**What to do:**
Find how many lines below mention "Identify". Nothing but the number is needed.

**Given data:**
....

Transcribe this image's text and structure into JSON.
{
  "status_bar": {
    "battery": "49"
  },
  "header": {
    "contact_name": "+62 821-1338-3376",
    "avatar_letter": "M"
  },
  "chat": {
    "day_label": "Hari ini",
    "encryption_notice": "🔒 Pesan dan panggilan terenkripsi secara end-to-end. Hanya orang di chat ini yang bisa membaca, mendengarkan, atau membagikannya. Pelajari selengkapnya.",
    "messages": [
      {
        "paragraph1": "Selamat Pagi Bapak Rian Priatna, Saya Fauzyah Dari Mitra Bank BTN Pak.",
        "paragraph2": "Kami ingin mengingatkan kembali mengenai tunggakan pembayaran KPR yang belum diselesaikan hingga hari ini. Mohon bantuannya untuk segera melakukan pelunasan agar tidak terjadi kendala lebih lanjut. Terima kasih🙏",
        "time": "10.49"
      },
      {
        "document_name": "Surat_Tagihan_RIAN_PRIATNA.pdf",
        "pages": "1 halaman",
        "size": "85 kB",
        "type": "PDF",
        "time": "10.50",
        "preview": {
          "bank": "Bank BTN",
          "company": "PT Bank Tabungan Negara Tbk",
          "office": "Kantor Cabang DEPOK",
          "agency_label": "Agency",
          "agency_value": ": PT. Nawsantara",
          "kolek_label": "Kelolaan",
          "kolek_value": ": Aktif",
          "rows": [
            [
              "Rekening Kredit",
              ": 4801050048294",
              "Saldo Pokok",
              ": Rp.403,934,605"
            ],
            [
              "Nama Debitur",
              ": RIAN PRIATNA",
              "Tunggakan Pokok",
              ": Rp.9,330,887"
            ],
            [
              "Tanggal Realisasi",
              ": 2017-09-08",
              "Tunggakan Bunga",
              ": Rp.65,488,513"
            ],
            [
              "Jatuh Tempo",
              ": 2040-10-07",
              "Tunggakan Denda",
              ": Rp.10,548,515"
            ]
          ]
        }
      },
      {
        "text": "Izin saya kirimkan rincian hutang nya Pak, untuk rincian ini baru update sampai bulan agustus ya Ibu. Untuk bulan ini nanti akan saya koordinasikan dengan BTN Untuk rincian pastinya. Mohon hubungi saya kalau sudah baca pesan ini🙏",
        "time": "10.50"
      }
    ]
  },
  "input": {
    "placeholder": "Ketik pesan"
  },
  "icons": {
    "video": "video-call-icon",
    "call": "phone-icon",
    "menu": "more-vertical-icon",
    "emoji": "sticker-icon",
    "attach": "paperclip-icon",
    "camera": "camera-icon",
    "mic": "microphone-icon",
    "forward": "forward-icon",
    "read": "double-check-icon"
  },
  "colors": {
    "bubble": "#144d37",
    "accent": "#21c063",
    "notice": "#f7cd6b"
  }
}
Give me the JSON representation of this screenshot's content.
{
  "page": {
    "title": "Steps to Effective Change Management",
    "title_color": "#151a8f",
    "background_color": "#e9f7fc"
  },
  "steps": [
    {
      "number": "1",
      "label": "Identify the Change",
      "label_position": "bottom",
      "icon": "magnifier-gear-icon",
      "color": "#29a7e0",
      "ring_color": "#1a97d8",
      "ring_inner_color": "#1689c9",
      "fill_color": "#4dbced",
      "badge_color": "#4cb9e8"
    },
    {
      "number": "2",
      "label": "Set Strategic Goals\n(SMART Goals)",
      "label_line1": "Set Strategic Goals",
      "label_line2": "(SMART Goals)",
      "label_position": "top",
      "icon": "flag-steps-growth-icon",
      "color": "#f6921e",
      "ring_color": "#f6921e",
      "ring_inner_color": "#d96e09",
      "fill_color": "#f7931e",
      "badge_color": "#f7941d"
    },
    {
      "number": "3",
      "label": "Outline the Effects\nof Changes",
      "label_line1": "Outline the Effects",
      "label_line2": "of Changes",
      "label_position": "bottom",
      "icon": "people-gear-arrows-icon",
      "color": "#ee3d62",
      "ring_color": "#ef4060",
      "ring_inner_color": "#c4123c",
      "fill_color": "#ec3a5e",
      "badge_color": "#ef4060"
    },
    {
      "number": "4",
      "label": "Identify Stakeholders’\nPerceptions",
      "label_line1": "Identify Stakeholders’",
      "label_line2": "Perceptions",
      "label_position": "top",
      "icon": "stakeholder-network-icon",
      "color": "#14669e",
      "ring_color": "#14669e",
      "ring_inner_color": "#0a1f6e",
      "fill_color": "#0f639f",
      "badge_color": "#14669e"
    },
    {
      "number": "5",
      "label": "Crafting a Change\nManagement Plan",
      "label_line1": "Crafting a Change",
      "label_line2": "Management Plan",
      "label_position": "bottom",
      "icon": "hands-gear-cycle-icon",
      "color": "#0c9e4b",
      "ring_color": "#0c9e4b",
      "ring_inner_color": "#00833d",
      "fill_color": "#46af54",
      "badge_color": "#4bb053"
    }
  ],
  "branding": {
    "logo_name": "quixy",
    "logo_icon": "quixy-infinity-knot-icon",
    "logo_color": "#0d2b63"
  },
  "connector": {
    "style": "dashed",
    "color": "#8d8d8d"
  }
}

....

**Output for this exercise:**
3